Throughout the Pacific campaign during World War II, both the United States Army and Marine Corps trained the new graduated recruits in joint-amphibious operations. Even the Army conducted its own facility to accommodate the training necessary, establishing the Amphibious Training Center (ATC). It was pointed out that the number of amphibious troops in the United States was inadequate and that the Marine Corps was undermanned due to expansion problems in the Navy's budget. To further complicate problems in the development of amphibious warfare amongst the Marine Corps was that they were organized for aggressive, but limited objectives, instead of extensive operations that fully relied on larger ground forces that were capable of sustaining longer in combat, due to being well-funded and equipped. A notable result of the ATC was the deployment of Engineer Amphibian Brigades (later called Engineer Special Brigades), which were largely responsible for much of the amphibious resupply doctrine still in use by the United States Marine Corps today.

The United States Navy controlled many joint units of the Army and the Marine Corps. The combined Army/Marine units consisted of two amphibious corps, the Amphibious Corps of the Pacific Fleet and of the Atlantic Fleet. These units represented the sum total of the amphibious forces of the United States, with the exception of small units of the Fleet Marine Force, which had been trained for amphibious raids. It was apparent that the United States Marine Corps did not have sufficient troops trained for the type of operation which was necessary to win the war.

To sever the problems, the United States Navy controlled two joint Army-Marine "amphibious corps", in which the Army and Marine Corps's forces were attached under:

  1. Amphibious Corps, Pacific Fleet (ACPF) — 3rd Infantry Division and the 2nd Marine Division
  2. Amphibious Corps, Atlantic Fleet (ACAF) — 1st Infantry Division, 9th Infantry Division, and the 1st Marine Division

By 1943, primarily due to disagreements between the services, the Army ceded this role to the Navy and Marine Corps, and the Army closed its Amphibious Training Center. Subsequently, the Marine subordinate units of the Amphibious Corps, Pacific Fleet (ACPF) were re-designated under the full command of the Marine Corps's V Amphibious Corps (VAC).

References[edit]
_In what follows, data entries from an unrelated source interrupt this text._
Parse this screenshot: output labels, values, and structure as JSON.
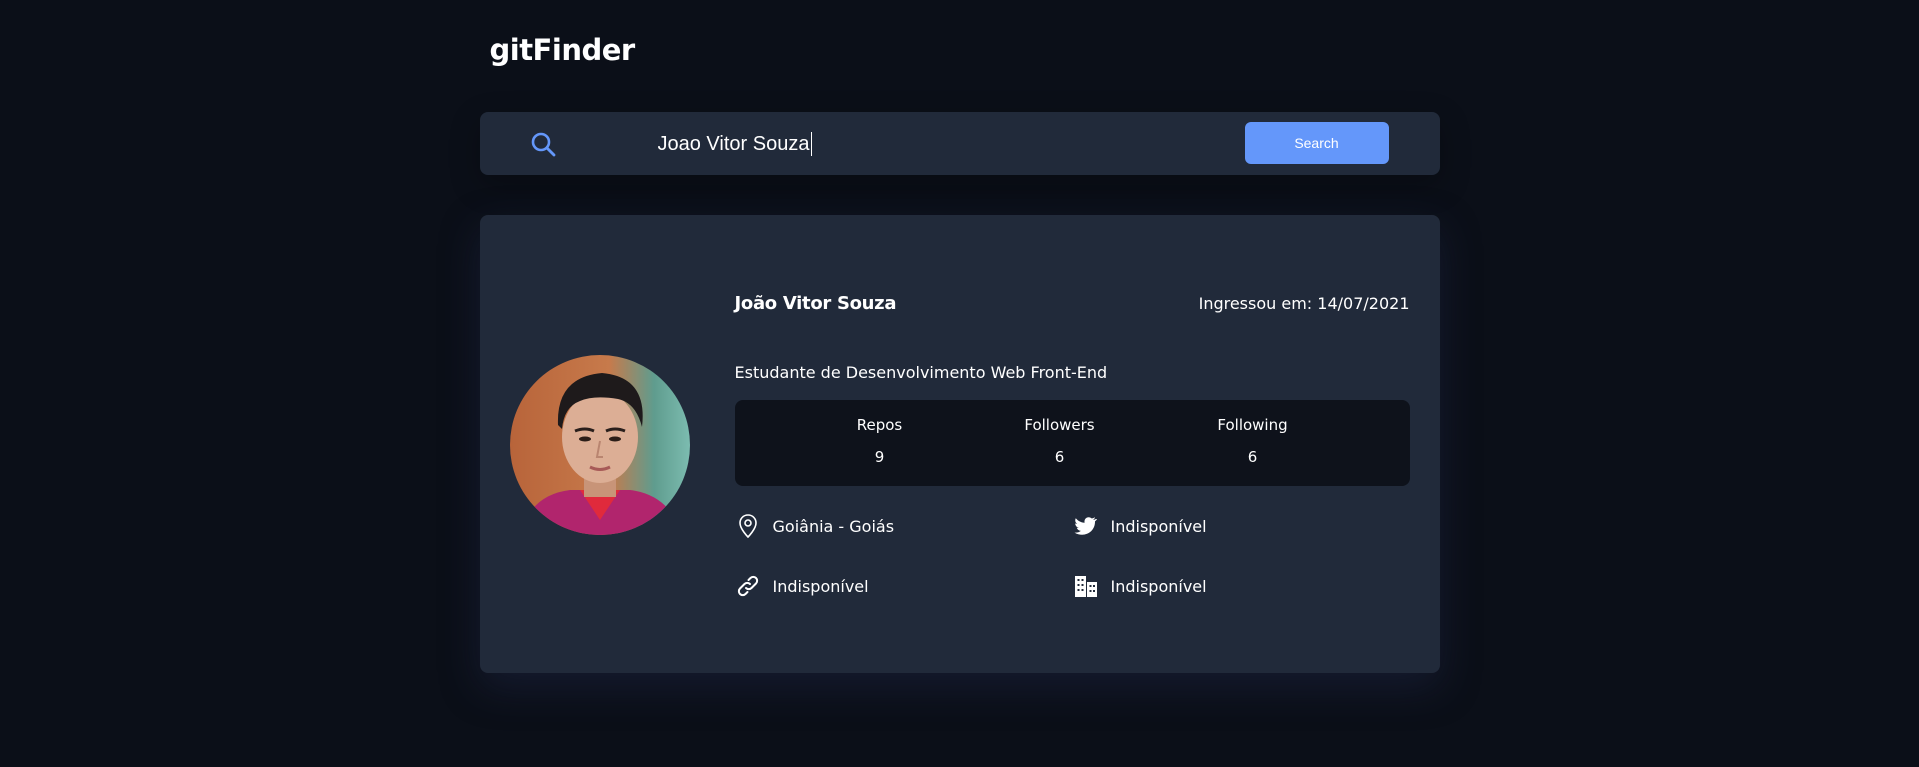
{
  "header": {
    "logo": "gitFinder"
  },
  "search": {
    "value": "Joao Vitor Souza",
    "placeholder": "",
    "button_label": "Search"
  },
  "profile": {
    "name": "João Vitor Souza",
    "joined": "Ingressou em: 14/07/2021",
    "bio": "Estudante de Desenvolvimento Web Front-End",
    "stats": {
      "repos_label": "Repos",
      "repos_value": "9",
      "followers_label": "Followers",
      "followers_value": "6",
      "following_label": "Following",
      "following_value": "6"
    },
    "location": "Goiânia - Goiás",
    "twitter": "Indisponível",
    "blog": "Indisponível",
    "company": "Indisponível"
  },
  "colors": {
    "background": "#0b0f18",
    "card": "#212a3a",
    "stats_panel": "#0e121b",
    "accent": "#6497fa"
  },
  "icons": {
    "search": "search-icon",
    "location": "map-pin-icon",
    "twitter": "twitter-icon",
    "blog": "link-icon",
    "company": "building-icon"
  }
}
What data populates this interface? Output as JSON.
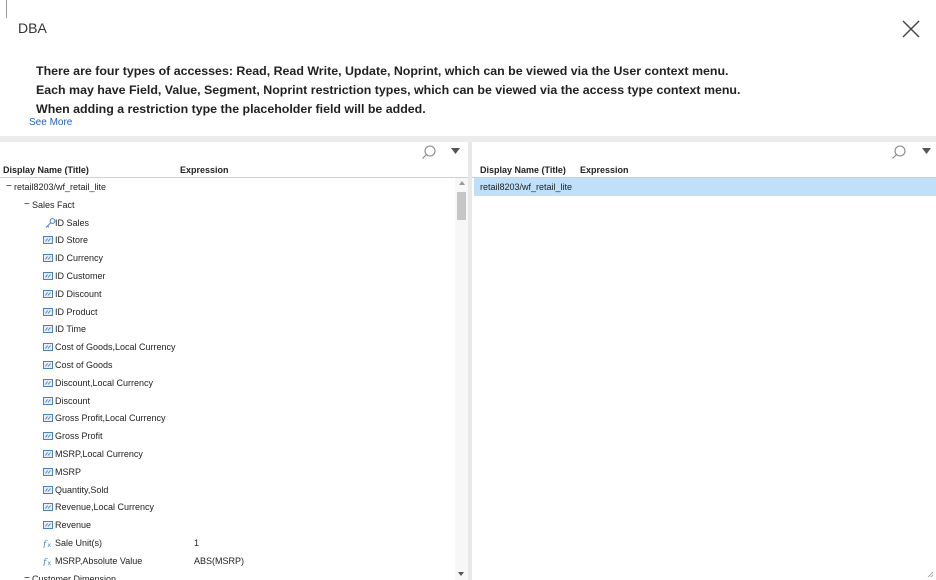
{
  "dialog": {
    "title": "DBA",
    "description": [
      "There are four types of accesses: Read, Read Write, Update, Noprint, which can be viewed via the User context menu.",
      "Each may have Field, Value, Segment, Noprint restriction types, which can be viewed via the access type context menu.",
      "When adding a restriction type the placeholder field will be added."
    ],
    "see_more": "See More"
  },
  "left_panel": {
    "columns": {
      "name": "Display Name (Title)",
      "expression": "Expression"
    },
    "rows": [
      {
        "toggle": "−",
        "label": "retail8203/wf_retail_lite",
        "expr": ""
      },
      {
        "toggle": "−",
        "label": "Sales Fact",
        "expr": ""
      },
      {
        "icon": "key",
        "label": "ID Sales",
        "expr": ""
      },
      {
        "icon": "measure",
        "label": "ID Store",
        "expr": ""
      },
      {
        "icon": "measure",
        "label": "ID Currency",
        "expr": ""
      },
      {
        "icon": "measure",
        "label": "ID Customer",
        "expr": ""
      },
      {
        "icon": "measure",
        "label": "ID Discount",
        "expr": ""
      },
      {
        "icon": "measure",
        "label": "ID Product",
        "expr": ""
      },
      {
        "icon": "measure",
        "label": "ID Time",
        "expr": ""
      },
      {
        "icon": "measure",
        "label": "Cost of Goods,Local Currency",
        "expr": ""
      },
      {
        "icon": "measure",
        "label": "Cost of Goods",
        "expr": ""
      },
      {
        "icon": "measure",
        "label": "Discount,Local Currency",
        "expr": ""
      },
      {
        "icon": "measure",
        "label": "Discount",
        "expr": ""
      },
      {
        "icon": "measure",
        "label": "Gross Profit,Local Currency",
        "expr": ""
      },
      {
        "icon": "measure",
        "label": "Gross Profit",
        "expr": ""
      },
      {
        "icon": "measure",
        "label": "MSRP,Local Currency",
        "expr": ""
      },
      {
        "icon": "measure",
        "label": "MSRP",
        "expr": ""
      },
      {
        "icon": "measure",
        "label": "Quantity,Sold",
        "expr": ""
      },
      {
        "icon": "measure",
        "label": "Revenue,Local Currency",
        "expr": ""
      },
      {
        "icon": "measure",
        "label": "Revenue",
        "expr": ""
      },
      {
        "icon": "fx",
        "label": "Sale Unit(s)",
        "expr": "1"
      },
      {
        "icon": "fx",
        "label": "MSRP,Absolute Value",
        "expr": "ABS(MSRP)"
      },
      {
        "toggle": "−",
        "label": "Customer Dimension",
        "expr": ""
      }
    ]
  },
  "right_panel": {
    "columns": {
      "name": "Display Name (Title)",
      "expression": "Expression"
    },
    "rows": [
      {
        "label": "retail8203/wf_retail_lite"
      }
    ]
  },
  "colors": {
    "accent_link": "#1f5fc6",
    "selection": "#bfe0f8",
    "icon_blue": "#4a7fc1"
  }
}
  1. ^ Bern Anderson, By Sea and by River: The Naval History of the Civil War, 1962; Chap.4, pg. 46
  2. ^ a b c Allan R. Millett, "Semper Fidelis: The History of the United States Marine Corps", (New York City, NY: The Free Press, 1991).
  3. ^ Paul Carano and Pedro C. Sanchez, "A Complete History of Guam"", (Rutland, VT: C. E. Tuttle Co., 1964).
  4. ^ William M. McBride, "Technological Change and the United States Navy, 1865—1945", (Baltimore, MD: Johns Hopkins University Press, 2000).
  5. ^ Floyd W. Rudmin, "Bordering on Aggression: Evidence of U.S. Military Preparations Against Canada," (Nashville, TN: Voyageur Publishing Co., May 1993).
  6. ^ Michael Lind, "The American Way of Strategy: US Foreign Policy and the American Way of Life", (Oxford, NY: Oxford University Press, 2006)
  7. ^ Seward W. Livermore, " American Naval Base Policy in the Far East," Pacific Historical Review; 13, pgs/ 113-135.
  8. ^ Maj Dion Williams, Naval Reconnaissance, Instructions for the Reconnaissance of Bays, Harbors, and Adjacent Country, 1906
  9. ^ Earl H. Ellis, Naval Bases; Location, Resources, Denial of Bases, Security of Advanced Bases,1913
  10. ^ Dirk A. Ballendorf & Merrill L. Bartlett, Pete Ellis: An Amphibious Warfare Prophet 1880-1923, 1997

Further reading[edit]